(Data for processing)
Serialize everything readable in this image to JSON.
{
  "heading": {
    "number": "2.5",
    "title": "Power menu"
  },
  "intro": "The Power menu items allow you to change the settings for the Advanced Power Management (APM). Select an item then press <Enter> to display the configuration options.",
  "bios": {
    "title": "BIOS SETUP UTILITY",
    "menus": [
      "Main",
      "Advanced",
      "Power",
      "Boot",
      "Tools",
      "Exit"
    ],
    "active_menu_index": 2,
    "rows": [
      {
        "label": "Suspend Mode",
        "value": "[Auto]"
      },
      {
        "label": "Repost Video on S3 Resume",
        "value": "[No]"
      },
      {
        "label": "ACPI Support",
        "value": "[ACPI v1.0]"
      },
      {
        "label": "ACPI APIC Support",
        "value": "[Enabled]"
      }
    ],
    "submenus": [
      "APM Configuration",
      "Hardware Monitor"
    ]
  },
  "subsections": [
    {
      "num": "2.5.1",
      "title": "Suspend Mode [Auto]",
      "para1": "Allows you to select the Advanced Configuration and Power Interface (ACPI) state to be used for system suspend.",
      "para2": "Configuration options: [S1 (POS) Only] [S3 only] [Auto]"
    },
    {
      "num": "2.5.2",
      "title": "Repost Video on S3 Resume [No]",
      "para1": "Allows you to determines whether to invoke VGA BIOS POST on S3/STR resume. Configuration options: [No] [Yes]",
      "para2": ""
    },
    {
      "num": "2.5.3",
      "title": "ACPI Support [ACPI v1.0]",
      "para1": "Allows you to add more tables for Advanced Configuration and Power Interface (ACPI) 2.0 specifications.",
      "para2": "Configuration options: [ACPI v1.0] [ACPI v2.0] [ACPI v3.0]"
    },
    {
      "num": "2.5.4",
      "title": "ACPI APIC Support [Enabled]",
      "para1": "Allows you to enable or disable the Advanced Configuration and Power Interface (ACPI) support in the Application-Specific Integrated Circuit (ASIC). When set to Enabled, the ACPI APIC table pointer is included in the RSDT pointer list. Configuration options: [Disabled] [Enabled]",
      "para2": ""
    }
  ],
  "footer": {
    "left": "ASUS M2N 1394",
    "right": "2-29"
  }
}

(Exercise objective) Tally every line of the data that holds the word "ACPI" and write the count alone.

(Expected answer) 9